» Interface dataset entries
———

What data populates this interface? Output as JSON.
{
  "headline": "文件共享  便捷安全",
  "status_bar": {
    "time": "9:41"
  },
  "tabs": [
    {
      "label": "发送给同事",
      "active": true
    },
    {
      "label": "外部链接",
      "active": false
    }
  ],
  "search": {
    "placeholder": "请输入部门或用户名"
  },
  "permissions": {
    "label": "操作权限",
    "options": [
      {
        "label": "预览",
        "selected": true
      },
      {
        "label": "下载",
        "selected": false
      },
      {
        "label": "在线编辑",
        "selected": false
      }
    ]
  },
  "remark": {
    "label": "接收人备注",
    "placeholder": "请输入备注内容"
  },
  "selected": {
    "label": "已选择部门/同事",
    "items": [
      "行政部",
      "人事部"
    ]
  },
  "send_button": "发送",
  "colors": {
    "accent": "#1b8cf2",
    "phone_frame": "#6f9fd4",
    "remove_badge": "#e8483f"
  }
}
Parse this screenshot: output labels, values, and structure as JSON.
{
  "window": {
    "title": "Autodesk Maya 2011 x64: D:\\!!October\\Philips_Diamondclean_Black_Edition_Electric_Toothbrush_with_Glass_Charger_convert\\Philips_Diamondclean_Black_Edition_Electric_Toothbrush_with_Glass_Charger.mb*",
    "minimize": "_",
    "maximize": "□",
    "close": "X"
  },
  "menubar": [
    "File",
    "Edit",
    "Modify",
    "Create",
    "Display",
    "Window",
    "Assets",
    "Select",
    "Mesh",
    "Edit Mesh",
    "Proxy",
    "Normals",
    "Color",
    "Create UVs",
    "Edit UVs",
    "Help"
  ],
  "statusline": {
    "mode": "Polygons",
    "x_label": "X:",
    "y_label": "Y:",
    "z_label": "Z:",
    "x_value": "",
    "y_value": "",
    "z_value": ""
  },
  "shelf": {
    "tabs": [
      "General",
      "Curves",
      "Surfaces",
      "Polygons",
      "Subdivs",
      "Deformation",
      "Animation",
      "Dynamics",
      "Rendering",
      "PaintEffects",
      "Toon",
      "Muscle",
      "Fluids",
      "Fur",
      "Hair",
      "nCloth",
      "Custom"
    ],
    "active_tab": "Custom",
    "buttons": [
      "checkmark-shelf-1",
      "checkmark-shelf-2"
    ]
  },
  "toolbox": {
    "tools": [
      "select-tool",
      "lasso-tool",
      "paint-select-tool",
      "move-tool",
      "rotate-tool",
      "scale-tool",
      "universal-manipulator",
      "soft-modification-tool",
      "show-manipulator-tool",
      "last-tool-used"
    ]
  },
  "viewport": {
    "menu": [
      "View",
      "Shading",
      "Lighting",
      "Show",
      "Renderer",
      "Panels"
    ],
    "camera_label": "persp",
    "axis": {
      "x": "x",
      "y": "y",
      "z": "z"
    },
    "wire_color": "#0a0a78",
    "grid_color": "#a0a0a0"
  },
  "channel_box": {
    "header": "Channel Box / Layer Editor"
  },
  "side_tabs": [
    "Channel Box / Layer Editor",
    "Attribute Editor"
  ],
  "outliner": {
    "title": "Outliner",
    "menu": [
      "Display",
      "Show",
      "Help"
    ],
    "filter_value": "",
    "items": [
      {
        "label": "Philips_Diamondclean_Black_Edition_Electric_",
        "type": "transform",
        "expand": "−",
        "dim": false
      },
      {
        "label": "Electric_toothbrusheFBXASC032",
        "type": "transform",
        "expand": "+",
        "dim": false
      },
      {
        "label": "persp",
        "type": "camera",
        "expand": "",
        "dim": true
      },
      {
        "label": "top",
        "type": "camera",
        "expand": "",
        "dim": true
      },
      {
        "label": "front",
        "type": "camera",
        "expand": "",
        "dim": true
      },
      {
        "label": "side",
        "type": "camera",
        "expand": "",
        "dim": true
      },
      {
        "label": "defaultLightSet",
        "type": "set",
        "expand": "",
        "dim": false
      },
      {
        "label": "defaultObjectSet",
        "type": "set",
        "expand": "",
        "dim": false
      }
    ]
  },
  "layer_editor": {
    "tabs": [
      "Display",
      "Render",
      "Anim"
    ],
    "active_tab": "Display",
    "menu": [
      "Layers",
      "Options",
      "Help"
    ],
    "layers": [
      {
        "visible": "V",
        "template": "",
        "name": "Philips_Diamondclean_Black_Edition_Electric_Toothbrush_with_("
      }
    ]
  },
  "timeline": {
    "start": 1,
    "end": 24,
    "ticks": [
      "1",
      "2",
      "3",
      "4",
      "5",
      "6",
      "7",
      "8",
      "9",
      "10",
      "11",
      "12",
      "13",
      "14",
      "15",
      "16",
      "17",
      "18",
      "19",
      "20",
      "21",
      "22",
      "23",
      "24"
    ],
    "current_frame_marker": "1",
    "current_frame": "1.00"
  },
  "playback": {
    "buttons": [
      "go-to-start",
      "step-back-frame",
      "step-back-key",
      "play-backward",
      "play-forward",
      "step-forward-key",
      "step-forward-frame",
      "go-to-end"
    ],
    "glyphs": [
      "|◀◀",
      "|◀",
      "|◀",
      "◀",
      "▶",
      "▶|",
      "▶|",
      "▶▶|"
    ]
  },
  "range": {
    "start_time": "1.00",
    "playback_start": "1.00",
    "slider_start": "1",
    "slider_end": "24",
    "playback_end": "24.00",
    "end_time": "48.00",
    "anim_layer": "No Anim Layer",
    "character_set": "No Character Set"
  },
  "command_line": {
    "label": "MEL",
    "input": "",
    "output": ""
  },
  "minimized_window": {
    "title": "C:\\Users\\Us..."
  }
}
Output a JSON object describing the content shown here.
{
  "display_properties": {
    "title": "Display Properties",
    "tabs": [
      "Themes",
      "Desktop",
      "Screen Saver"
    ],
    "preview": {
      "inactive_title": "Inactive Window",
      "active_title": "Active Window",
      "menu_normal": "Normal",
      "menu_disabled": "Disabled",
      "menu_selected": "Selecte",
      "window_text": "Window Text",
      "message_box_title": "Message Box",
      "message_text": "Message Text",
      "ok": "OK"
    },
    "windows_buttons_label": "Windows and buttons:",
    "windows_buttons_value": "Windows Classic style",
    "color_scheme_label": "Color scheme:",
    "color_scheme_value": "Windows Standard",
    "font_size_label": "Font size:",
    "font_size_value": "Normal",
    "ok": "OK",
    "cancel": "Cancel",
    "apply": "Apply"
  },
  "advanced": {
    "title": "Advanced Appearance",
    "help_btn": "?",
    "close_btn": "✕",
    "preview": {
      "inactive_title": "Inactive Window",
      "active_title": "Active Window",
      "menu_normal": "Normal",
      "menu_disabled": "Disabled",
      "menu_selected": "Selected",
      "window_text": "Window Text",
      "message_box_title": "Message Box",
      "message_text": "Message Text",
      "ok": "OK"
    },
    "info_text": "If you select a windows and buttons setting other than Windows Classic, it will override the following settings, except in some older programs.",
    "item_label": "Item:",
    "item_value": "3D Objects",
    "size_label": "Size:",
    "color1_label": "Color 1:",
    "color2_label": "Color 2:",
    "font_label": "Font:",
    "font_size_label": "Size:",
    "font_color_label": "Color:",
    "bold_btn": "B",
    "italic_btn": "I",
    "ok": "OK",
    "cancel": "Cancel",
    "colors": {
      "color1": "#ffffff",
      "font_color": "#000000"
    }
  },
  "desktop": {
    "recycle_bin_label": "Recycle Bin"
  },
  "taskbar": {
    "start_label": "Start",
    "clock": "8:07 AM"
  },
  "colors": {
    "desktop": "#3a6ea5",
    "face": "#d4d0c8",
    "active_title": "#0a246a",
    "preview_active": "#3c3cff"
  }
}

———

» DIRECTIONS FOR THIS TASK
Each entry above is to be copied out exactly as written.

» ANSWER BOX
What data populates this interface? Output as JSON.
{
  "headline": "文件共享  便捷安全",
  "status_bar": {
    "time": "9:41"
  },
  "tabs": [
    {
      "label": "发送给同事",
      "active": true
    },
    {
      "label": "外部链接",
      "active": false
    }
  ],
  "search": {
    "placeholder": "请输入部门或用户名"
  },
  "permissions": {
    "label": "操作权限",
    "options": [
      {
        "label": "预览",
        "selected": true
      },
      {
        "label": "下载",
        "selected": false
      },
      {
        "label": "在线编辑",
        "selected": false
      }
    ]
  },
  "remark": {
    "label": "接收人备注",
    "placeholder": "请输入备注内容"
  },
  "selected": {
    "label": "已选择部门/同事",
    "items": [
      "行政部",
      "人事部"
    ]
  },
  "send_button": "发送",
  "colors": {
    "accent": "#1b8cf2",
    "phone_frame": "#6f9fd4",
    "remove_badge": "#e8483f"
  }
}
Parse this screenshot: output labels, values, and structure as JSON.
{
  "window": {
    "title": "Autodesk Maya 2011 x64: D:\\!!October\\Philips_Diamondclean_Black_Edition_Electric_Toothbrush_with_Glass_Charger_convert\\Philips_Diamondclean_Black_Edition_Electric_Toothbrush_with_Glass_Charger.mb*",
    "minimize": "_",
    "maximize": "□",
    "close": "X"
  },
  "menubar": [
    "File",
    "Edit",
    "Modify",
    "Create",
    "Display",
    "Window",
    "Assets",
    "Select",
    "Mesh",
    "Edit Mesh",
    "Proxy",
    "Normals",
    "Color",
    "Create UVs",
    "Edit UVs",
    "Help"
  ],
  "statusline": {
    "mode": "Polygons",
    "x_label": "X:",
    "y_label": "Y:",
    "z_label": "Z:",
    "x_value": "",
    "y_value": "",
    "z_value": ""
  },
  "shelf": {
    "tabs": [
      "General",
      "Curves",
      "Surfaces",
      "Polygons",
      "Subdivs",
      "Deformation",
      "Animation",
      "Dynamics",
      "Rendering",
      "PaintEffects",
      "Toon",
      "Muscle",
      "Fluids",
      "Fur",
      "Hair",
      "nCloth",
      "Custom"
    ],
    "active_tab": "Custom",
    "buttons": [
      "checkmark-shelf-1",
      "checkmark-shelf-2"
    ]
  },
  "toolbox": {
    "tools": [
      "select-tool",
      "lasso-tool",
      "paint-select-tool",
      "move-tool",
      "rotate-tool",
      "scale-tool",
      "universal-manipulator",
      "soft-modification-tool",
      "show-manipulator-tool",
      "last-tool-used"
    ]
  },
  "viewport": {
    "menu": [
      "View",
      "Shading",
      "Lighting",
      "Show",
      "Renderer",
      "Panels"
    ],
    "camera_label": "persp",
    "axis": {
      "x": "x",
      "y": "y",
      "z": "z"
    },
    "wire_color": "#0a0a78",
    "grid_color": "#a0a0a0"
  },
  "channel_box": {
    "header": "Channel Box / Layer Editor"
  },
  "side_tabs": [
    "Channel Box / Layer Editor",
    "Attribute Editor"
  ],
  "outliner": {
    "title": "Outliner",
    "menu": [
      "Display",
      "Show",
      "Help"
    ],
    "filter_value": "",
    "items": [
      {
        "label": "Philips_Diamondclean_Black_Edition_Electric_",
        "type": "transform",
        "expand": "−",
        "dim": false
      },
      {
        "label": "Electric_toothbrusheFBXASC032",
        "type": "transform",
        "expand": "+",
        "dim": false
      },
      {
        "label": "persp",
        "type": "camera",
        "expand": "",
        "dim": true
      },
      {
        "label": "top",
        "type": "camera",
        "expand": "",
        "dim": true
      },
      {
        "label": "front",
        "type": "camera",
        "expand": "",
        "dim": true
      },
      {
        "label": "side",
        "type": "camera",
        "expand": "",
        "dim": true
      },
      {
        "label": "defaultLightSet",
        "type": "set",
        "expand": "",
        "dim": false
      },
      {
        "label": "defaultObjectSet",
        "type": "set",
        "expand": "",
        "dim": false
      }
    ]
  },
  "layer_editor": {
    "tabs": [
      "Display",
      "Render",
      "Anim"
    ],
    "active_tab": "Display",
    "menu": [
      "Layers",
      "Options",
      "Help"
    ],
    "layers": [
      {
        "visible": "V",
        "template": "",
        "name": "Philips_Diamondclean_Black_Edition_Electric_Toothbrush_with_("
      }
    ]
  },
  "timeline": {
    "start": 1,
    "end": 24,
    "ticks": [
      "1",
      "2",
      "3",
      "4",
      "5",
      "6",
      "7",
      "8",
      "9",
      "10",
      "11",
      "12",
      "13",
      "14",
      "15",
      "16",
      "17",
      "18",
      "19",
      "20",
      "21",
      "22",
      "23",
      "24"
    ],
    "current_frame_marker": "1",
    "current_frame": "1.00"
  },
  "playback": {
    "buttons": [
      "go-to-start",
      "step-back-frame",
      "step-back-key",
      "play-backward",
      "play-forward",
      "step-forward-key",
      "step-forward-frame",
      "go-to-end"
    ],
    "glyphs": [
      "|◀◀",
      "|◀",
      "|◀",
      "◀",
      "▶",
      "▶|",
      "▶|",
      "▶▶|"
    ]
  },
  "range": {
    "start_time": "1.00",
    "playback_start": "1.00",
    "slider_start": "1",
    "slider_end": "24",
    "playback_end": "24.00",
    "end_time": "48.00",
    "anim_layer": "No Anim Layer",
    "character_set": "No Character Set"
  },
  "command_line": {
    "label": "MEL",
    "input": "",
    "output": ""
  },
  "minimized_window": {
    "title": "C:\\Users\\Us..."
  }
}
Output a JSON object describing the content shown here.
{
  "display_properties": {
    "title": "Display Properties",
    "tabs": [
      "Themes",
      "Desktop",
      "Screen Saver"
    ],
    "preview": {
      "inactive_title": "Inactive Window",
      "active_title": "Active Window",
      "menu_normal": "Normal",
      "menu_disabled": "Disabled",
      "menu_selected": "Selecte",
      "window_text": "Window Text",
      "message_box_title": "Message Box",
      "message_text": "Message Text",
      "ok": "OK"
    },
    "windows_buttons_label": "Windows and buttons:",
    "windows_buttons_value": "Windows Classic style",
    "color_scheme_label": "Color scheme:",
    "color_scheme_value": "Windows Standard",
    "font_size_label": "Font size:",
    "font_size_value": "Normal",
    "ok": "OK",
    "cancel": "Cancel",
    "apply": "Apply"
  },
  "advanced": {
    "title": "Advanced Appearance",
    "help_btn": "?",
    "close_btn": "✕",
    "preview": {
      "inactive_title": "Inactive Window",
      "active_title": "Active Window",
      "menu_normal": "Normal",
      "menu_disabled": "Disabled",
      "menu_selected": "Selected",
      "window_text": "Window Text",
      "message_box_title": "Message Box",
      "message_text": "Message Text",
      "ok": "OK"
    },
    "info_text": "If you select a windows and buttons setting other than Windows Classic, it will override the following settings, except in some older programs.",
    "item_label": "Item:",
    "item_value": "3D Objects",
    "size_label": "Size:",
    "color1_label": "Color 1:",
    "color2_label": "Color 2:",
    "font_label": "Font:",
    "font_size_label": "Size:",
    "font_color_label": "Color:",
    "bold_btn": "B",
    "italic_btn": "I",
    "ok": "OK",
    "cancel": "Cancel",
    "colors": {
      "color1": "#ffffff",
      "font_color": "#000000"
    }
  },
  "desktop": {
    "recycle_bin_label": "Recycle Bin"
  },
  "taskbar": {
    "start_label": "Start",
    "clock": "8:07 AM"
  },
  "colors": {
    "desktop": "#3a6ea5",
    "face": "#d4d0c8",
    "active_title": "#0a246a",
    "preview_active": "#3c3cff"
  }
}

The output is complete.